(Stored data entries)
BEGIN

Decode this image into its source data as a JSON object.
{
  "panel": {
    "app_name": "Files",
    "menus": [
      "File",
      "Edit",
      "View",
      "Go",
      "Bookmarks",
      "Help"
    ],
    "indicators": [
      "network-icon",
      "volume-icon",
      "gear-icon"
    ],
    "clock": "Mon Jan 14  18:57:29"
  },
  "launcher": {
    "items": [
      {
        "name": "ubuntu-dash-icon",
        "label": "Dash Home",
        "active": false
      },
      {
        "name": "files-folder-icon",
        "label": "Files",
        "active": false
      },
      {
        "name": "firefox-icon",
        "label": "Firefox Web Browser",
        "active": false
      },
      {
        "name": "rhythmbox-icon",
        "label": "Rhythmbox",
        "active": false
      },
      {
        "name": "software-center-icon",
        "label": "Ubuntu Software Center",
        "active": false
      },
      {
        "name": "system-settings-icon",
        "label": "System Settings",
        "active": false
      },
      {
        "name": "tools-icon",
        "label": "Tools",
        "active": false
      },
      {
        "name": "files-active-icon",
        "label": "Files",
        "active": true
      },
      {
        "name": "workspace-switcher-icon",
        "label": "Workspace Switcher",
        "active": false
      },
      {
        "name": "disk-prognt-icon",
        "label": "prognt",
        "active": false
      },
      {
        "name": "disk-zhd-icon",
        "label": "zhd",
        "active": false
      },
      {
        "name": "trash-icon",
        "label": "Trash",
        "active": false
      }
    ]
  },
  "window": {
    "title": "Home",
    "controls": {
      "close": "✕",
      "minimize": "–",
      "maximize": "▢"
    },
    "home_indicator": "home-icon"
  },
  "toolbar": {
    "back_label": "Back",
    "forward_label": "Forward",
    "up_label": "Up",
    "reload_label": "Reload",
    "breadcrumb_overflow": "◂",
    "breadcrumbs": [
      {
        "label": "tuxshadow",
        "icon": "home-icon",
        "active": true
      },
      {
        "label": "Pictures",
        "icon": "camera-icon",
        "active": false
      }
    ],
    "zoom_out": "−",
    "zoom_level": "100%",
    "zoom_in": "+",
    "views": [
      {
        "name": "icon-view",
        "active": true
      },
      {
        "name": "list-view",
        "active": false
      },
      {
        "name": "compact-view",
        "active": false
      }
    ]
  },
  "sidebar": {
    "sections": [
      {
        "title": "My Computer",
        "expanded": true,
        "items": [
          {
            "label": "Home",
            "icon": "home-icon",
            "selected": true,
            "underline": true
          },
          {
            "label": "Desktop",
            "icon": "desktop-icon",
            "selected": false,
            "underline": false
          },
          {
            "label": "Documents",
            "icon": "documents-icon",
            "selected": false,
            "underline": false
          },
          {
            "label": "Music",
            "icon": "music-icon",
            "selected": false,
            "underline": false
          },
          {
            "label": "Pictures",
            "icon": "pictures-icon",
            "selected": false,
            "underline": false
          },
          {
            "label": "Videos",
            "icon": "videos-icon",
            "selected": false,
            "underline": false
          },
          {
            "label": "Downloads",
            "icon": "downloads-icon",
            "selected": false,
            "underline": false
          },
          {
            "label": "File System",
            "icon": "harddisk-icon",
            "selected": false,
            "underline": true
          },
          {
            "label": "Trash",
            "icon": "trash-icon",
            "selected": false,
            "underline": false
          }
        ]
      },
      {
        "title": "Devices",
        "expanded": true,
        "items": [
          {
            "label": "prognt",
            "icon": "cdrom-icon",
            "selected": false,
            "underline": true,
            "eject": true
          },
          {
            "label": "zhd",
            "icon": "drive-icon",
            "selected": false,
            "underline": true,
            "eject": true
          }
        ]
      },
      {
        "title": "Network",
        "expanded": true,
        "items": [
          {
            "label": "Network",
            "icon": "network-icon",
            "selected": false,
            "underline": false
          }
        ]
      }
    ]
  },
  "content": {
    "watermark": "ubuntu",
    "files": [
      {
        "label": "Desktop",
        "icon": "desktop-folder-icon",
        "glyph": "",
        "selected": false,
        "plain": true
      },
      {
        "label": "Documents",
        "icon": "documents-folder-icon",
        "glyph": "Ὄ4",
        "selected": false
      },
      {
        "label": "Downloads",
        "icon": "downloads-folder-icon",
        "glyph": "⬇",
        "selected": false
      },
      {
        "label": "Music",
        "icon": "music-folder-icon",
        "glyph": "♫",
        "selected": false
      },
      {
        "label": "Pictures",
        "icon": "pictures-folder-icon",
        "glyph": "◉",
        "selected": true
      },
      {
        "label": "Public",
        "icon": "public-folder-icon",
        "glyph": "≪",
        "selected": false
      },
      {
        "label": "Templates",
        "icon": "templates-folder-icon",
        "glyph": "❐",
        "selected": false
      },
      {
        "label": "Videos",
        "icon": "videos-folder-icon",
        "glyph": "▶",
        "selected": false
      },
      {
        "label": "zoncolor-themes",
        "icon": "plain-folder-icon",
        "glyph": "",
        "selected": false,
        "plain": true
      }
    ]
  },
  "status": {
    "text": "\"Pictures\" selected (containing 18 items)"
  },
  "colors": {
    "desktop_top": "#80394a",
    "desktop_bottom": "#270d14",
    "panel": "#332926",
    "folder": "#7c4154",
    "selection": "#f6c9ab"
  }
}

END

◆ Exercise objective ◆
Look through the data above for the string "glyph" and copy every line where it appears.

◆ Response to the exercise ◆
        "glyph": "",
        "glyph": "Ὄ4",
        "glyph": "⬇",
        "glyph": "♫",
        "glyph": "◉",
        "glyph": "≪",
        "glyph": "❐",
        "glyph": "▶",
        "glyph": "",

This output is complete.